• THE DATA:
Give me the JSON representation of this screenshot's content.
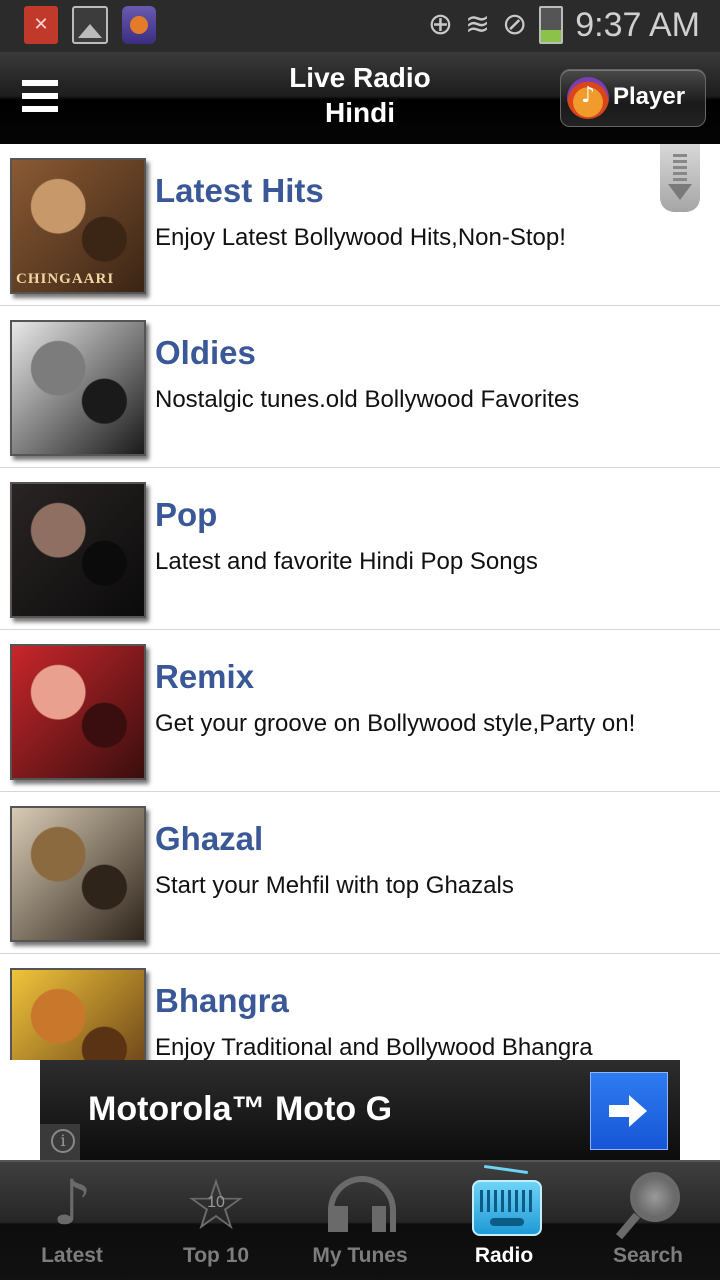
{
  "status_bar": {
    "time": "9:37 AM",
    "icons": [
      "file-error-icon",
      "image-icon",
      "app-notification-icon",
      "vibrate-icon",
      "wifi-icon",
      "do-not-disturb-icon",
      "battery-icon"
    ]
  },
  "header": {
    "title_line1": "Live Radio",
    "title_line2": "Hindi",
    "player_label": "Player"
  },
  "stations": [
    {
      "title": "Latest Hits",
      "description": "Enjoy Latest Bollywood Hits,Non-Stop!",
      "thumb_caption": "CHINGAARI",
      "colors": [
        "#8a5a33",
        "#c7986a",
        "#3b2515"
      ]
    },
    {
      "title": "Oldies",
      "description": "Nostalgic tunes.old Bollywood Favorites",
      "thumb_caption": "",
      "colors": [
        "#e8e8e8",
        "#7c7c7c",
        "#1a1a1a"
      ]
    },
    {
      "title": "Pop",
      "description": "Latest and favorite Hindi Pop Songs",
      "thumb_caption": "",
      "colors": [
        "#2a2424",
        "#8e6f62",
        "#0b0b0b"
      ]
    },
    {
      "title": "Remix",
      "description": "Get your groove on Bollywood style,Party on!",
      "thumb_caption": "",
      "colors": [
        "#c8262b",
        "#e9a08f",
        "#3a0e0e"
      ]
    },
    {
      "title": "Ghazal",
      "description": "Start your Mehfil with top Ghazals",
      "thumb_caption": "",
      "colors": [
        "#d8cbb5",
        "#8a6a3e",
        "#2f241a"
      ]
    },
    {
      "title": "Bhangra",
      "description": "Enjoy Traditional and Bollywood Bhangra",
      "thumb_caption": "",
      "colors": [
        "#f0c43a",
        "#c9772b",
        "#5a3214"
      ]
    }
  ],
  "ad": {
    "text": "Motorola™ Moto G"
  },
  "tabs": [
    {
      "label": "Latest",
      "icon": "music-note-icon"
    },
    {
      "label": "Top 10",
      "icon": "star-icon",
      "badge": "10"
    },
    {
      "label": "My Tunes",
      "icon": "headphones-icon"
    },
    {
      "label": "Radio",
      "icon": "radio-icon",
      "active": true
    },
    {
      "label": "Search",
      "icon": "search-icon"
    }
  ]
}
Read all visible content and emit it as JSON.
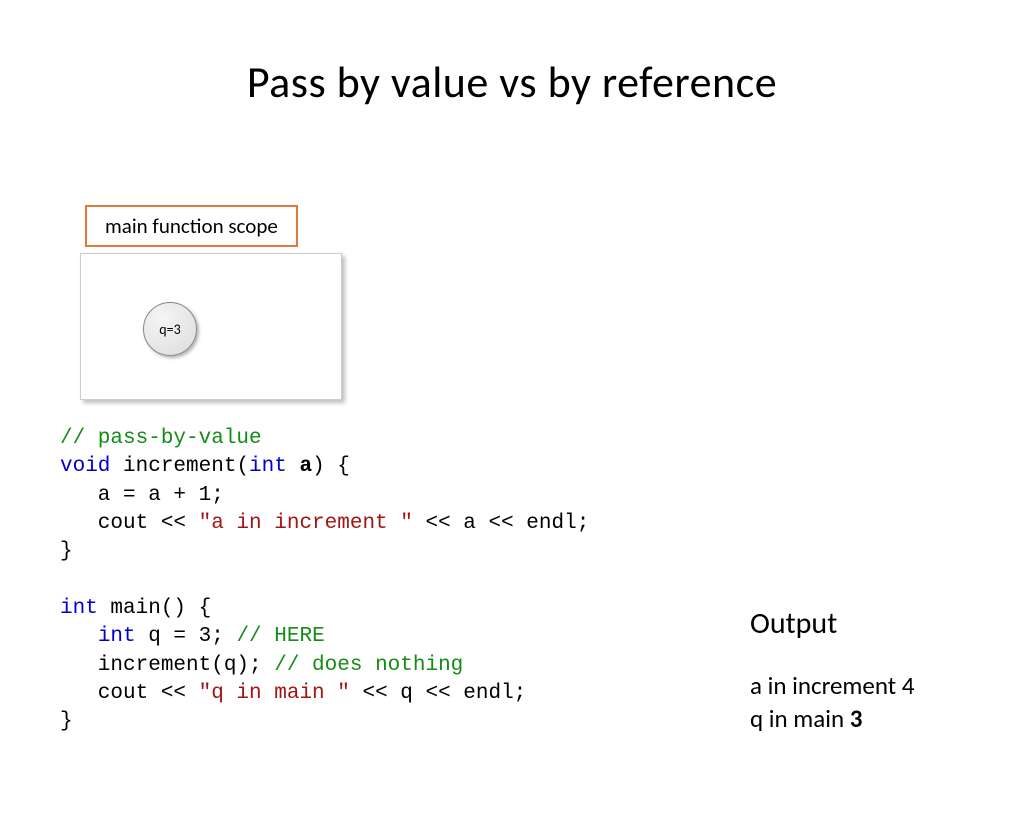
{
  "title": "Pass by value vs by reference",
  "scope": {
    "label": "main function scope",
    "variable": "q=3"
  },
  "code": {
    "c1": "// pass-by-value",
    "l2a": "void",
    "l2b": " increment(",
    "l2c": "int",
    "l2d": " ",
    "l2e": "a",
    "l2f": ") {",
    "l3": "   a = a + 1;",
    "l4a": "   cout << ",
    "l4b": "\"a in increment \"",
    "l4c": " << a << endl;",
    "l5": "}",
    "l6a": "int",
    "l6b": " main() {",
    "l7a": "   ",
    "l7b": "int",
    "l7c": " q = 3; ",
    "l7d": "// HERE",
    "l8a": "   increment(q); ",
    "l8b": "// does nothing",
    "l9a": "   cout << ",
    "l9b": "\"q in main \"",
    "l9c": " << q << endl;",
    "l10": "}"
  },
  "output": {
    "heading": "Output",
    "line1a": "a in increment ",
    "line1b": "4",
    "line2a": "q in main ",
    "line2b": "3"
  }
}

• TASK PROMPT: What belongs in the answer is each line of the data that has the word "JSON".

• OUTPUT FOR THIS EXERCISE:
Give me the JSON representation of this screenshot's content.
Read all visible content and emit it as JSON.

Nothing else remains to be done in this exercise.